--- START ---

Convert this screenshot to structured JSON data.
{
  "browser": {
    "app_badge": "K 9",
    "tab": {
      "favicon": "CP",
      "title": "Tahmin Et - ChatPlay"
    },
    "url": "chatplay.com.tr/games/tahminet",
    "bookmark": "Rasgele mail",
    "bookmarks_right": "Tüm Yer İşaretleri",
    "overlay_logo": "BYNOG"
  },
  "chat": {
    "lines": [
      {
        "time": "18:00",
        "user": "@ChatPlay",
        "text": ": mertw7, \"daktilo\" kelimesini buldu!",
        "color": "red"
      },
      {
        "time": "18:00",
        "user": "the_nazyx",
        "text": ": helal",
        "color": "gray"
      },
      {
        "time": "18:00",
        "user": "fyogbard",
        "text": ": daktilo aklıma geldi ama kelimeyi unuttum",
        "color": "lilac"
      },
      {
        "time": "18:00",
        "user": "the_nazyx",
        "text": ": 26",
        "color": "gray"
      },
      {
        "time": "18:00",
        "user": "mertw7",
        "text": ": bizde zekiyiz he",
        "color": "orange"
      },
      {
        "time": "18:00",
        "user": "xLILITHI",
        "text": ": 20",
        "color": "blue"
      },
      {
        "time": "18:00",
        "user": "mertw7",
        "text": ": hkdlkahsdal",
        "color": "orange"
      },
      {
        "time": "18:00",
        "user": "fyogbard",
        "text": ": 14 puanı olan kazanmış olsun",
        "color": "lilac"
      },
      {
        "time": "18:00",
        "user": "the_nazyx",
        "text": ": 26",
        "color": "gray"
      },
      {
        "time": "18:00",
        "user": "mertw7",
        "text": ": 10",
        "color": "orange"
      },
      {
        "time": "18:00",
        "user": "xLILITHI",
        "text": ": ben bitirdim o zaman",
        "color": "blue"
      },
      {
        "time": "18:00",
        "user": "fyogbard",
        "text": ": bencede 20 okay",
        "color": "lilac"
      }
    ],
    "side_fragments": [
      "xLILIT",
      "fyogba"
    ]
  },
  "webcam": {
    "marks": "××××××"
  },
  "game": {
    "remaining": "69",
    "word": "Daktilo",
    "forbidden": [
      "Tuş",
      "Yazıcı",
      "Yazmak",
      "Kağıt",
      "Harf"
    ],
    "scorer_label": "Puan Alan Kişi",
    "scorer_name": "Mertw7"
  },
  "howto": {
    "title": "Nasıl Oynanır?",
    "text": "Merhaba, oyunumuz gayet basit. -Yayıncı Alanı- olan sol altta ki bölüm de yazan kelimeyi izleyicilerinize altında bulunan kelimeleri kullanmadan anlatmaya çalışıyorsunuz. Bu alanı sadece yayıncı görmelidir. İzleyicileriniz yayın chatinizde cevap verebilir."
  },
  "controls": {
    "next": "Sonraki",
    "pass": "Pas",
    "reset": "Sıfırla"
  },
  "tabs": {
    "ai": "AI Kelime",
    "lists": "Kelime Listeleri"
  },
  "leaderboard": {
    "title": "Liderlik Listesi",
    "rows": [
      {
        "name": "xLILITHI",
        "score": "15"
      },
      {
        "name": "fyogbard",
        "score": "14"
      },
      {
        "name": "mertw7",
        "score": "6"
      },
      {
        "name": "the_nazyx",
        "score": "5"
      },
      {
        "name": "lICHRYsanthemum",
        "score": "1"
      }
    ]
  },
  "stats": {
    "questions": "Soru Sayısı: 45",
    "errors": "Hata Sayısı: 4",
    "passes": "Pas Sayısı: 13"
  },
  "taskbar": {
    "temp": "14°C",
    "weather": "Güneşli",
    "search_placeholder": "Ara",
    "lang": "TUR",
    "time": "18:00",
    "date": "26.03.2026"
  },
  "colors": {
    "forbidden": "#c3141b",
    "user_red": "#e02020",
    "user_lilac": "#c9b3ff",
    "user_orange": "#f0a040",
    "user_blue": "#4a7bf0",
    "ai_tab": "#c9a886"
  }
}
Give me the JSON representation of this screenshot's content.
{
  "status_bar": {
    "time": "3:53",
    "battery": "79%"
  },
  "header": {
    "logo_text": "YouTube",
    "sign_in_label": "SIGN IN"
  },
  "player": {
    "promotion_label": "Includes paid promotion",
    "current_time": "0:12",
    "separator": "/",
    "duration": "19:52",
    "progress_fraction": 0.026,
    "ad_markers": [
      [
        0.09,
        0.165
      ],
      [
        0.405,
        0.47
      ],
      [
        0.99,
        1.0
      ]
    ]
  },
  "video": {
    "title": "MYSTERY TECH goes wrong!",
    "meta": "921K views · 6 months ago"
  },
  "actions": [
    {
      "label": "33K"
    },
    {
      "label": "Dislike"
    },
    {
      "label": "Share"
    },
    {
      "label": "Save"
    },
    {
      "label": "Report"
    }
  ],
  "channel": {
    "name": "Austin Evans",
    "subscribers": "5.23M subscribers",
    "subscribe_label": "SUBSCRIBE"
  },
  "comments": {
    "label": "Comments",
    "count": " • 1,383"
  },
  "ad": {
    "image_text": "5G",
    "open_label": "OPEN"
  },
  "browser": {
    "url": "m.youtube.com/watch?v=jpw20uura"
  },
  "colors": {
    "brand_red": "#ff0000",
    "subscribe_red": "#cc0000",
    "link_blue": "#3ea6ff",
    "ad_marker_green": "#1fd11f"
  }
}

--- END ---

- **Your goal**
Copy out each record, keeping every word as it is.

- **Result of the exercise**
Convert this screenshot to structured JSON data.
{
  "browser": {
    "app_badge": "K 9",
    "tab": {
      "favicon": "CP",
      "title": "Tahmin Et - ChatPlay"
    },
    "url": "chatplay.com.tr/games/tahminet",
    "bookmark": "Rasgele mail",
    "bookmarks_right": "Tüm Yer İşaretleri",
    "overlay_logo": "BYNOG"
  },
  "chat": {
    "lines": [
      {
        "time": "18:00",
        "user": "@ChatPlay",
        "text": ": mertw7, \"daktilo\" kelimesini buldu!",
        "color": "red"
      },
      {
        "time": "18:00",
        "user": "the_nazyx",
        "text": ": helal",
        "color": "gray"
      },
      {
        "time": "18:00",
        "user": "fyogbard",
        "text": ": daktilo aklıma geldi ama kelimeyi unuttum",
        "color": "lilac"
      },
      {
        "time": "18:00",
        "user": "the_nazyx",
        "text": ": 26",
        "color": "gray"
      },
      {
        "time": "18:00",
        "user": "mertw7",
        "text": ": bizde zekiyiz he",
        "color": "orange"
      },
      {
        "time": "18:00",
        "user": "xLILITHI",
        "text": ": 20",
        "color": "blue"
      },
      {
        "time": "18:00",
        "user": "mertw7",
        "text": ": hkdlkahsdal",
        "color": "orange"
      },
      {
        "time": "18:00",
        "user": "fyogbard",
        "text": ": 14 puanı olan kazanmış olsun",
        "color": "lilac"
      },
      {
        "time": "18:00",
        "user": "the_nazyx",
        "text": ": 26",
        "color": "gray"
      },
      {
        "time": "18:00",
        "user": "mertw7",
        "text": ": 10",
        "color": "orange"
      },
      {
        "time": "18:00",
        "user": "xLILITHI",
        "text": ": ben bitirdim o zaman",
        "color": "blue"
      },
      {
        "time": "18:00",
        "user": "fyogbard",
        "text": ": bencede 20 okay",
        "color": "lilac"
      }
    ],
    "side_fragments": [
      "xLILIT",
      "fyogba"
    ]
  },
  "webcam": {
    "marks": "××××××"
  },
  "game": {
    "remaining": "69",
    "word": "Daktilo",
    "forbidden": [
      "Tuş",
      "Yazıcı",
      "Yazmak",
      "Kağıt",
      "Harf"
    ],
    "scorer_label": "Puan Alan Kişi",
    "scorer_name": "Mertw7"
  },
  "howto": {
    "title": "Nasıl Oynanır?",
    "text": "Merhaba, oyunumuz gayet basit. -Yayıncı Alanı- olan sol altta ki bölüm de yazan kelimeyi izleyicilerinize altında bulunan kelimeleri kullanmadan anlatmaya çalışıyorsunuz. Bu alanı sadece yayıncı görmelidir. İzleyicileriniz yayın chatinizde cevap verebilir."
  },
  "controls": {
    "next": "Sonraki",
    "pass": "Pas",
    "reset": "Sıfırla"
  },
  "tabs": {
    "ai": "AI Kelime",
    "lists": "Kelime Listeleri"
  },
  "leaderboard": {
    "title": "Liderlik Listesi",
    "rows": [
      {
        "name": "xLILITHI",
        "score": "15"
      },
      {
        "name": "fyogbard",
        "score": "14"
      },
      {
        "name": "mertw7",
        "score": "6"
      },
      {
        "name": "the_nazyx",
        "score": "5"
      },
      {
        "name": "lICHRYsanthemum",
        "score": "1"
      }
    ]
  },
  "stats": {
    "questions": "Soru Sayısı: 45",
    "errors": "Hata Sayısı: 4",
    "passes": "Pas Sayısı: 13"
  },
  "taskbar": {
    "temp": "14°C",
    "weather": "Güneşli",
    "search_placeholder": "Ara",
    "lang": "TUR",
    "time": "18:00",
    "date": "26.03.2026"
  },
  "colors": {
    "forbidden": "#c3141b",
    "user_red": "#e02020",
    "user_lilac": "#c9b3ff",
    "user_orange": "#f0a040",
    "user_blue": "#4a7bf0",
    "ai_tab": "#c9a886"
  }
}
Give me the JSON representation of this screenshot's content.
{
  "status_bar": {
    "time": "3:53",
    "battery": "79%"
  },
  "header": {
    "logo_text": "YouTube",
    "sign_in_label": "SIGN IN"
  },
  "player": {
    "promotion_label": "Includes paid promotion",
    "current_time": "0:12",
    "separator": "/",
    "duration": "19:52",
    "progress_fraction": 0.026,
    "ad_markers": [
      [
        0.09,
        0.165
      ],
      [
        0.405,
        0.47
      ],
      [
        0.99,
        1.0
      ]
    ]
  },
  "video": {
    "title": "MYSTERY TECH goes wrong!",
    "meta": "921K views · 6 months ago"
  },
  "actions": [
    {
      "label": "33K"
    },
    {
      "label": "Dislike"
    },
    {
      "label": "Share"
    },
    {
      "label": "Save"
    },
    {
      "label": "Report"
    }
  ],
  "channel": {
    "name": "Austin Evans",
    "subscribers": "5.23M subscribers",
    "subscribe_label": "SUBSCRIBE"
  },
  "comments": {
    "label": "Comments",
    "count": " • 1,383"
  },
  "ad": {
    "image_text": "5G",
    "open_label": "OPEN"
  },
  "browser": {
    "url": "m.youtube.com/watch?v=jpw20uura"
  },
  "colors": {
    "brand_red": "#ff0000",
    "subscribe_red": "#cc0000",
    "link_blue": "#3ea6ff",
    "ad_marker_green": "#1fd11f"
  }
}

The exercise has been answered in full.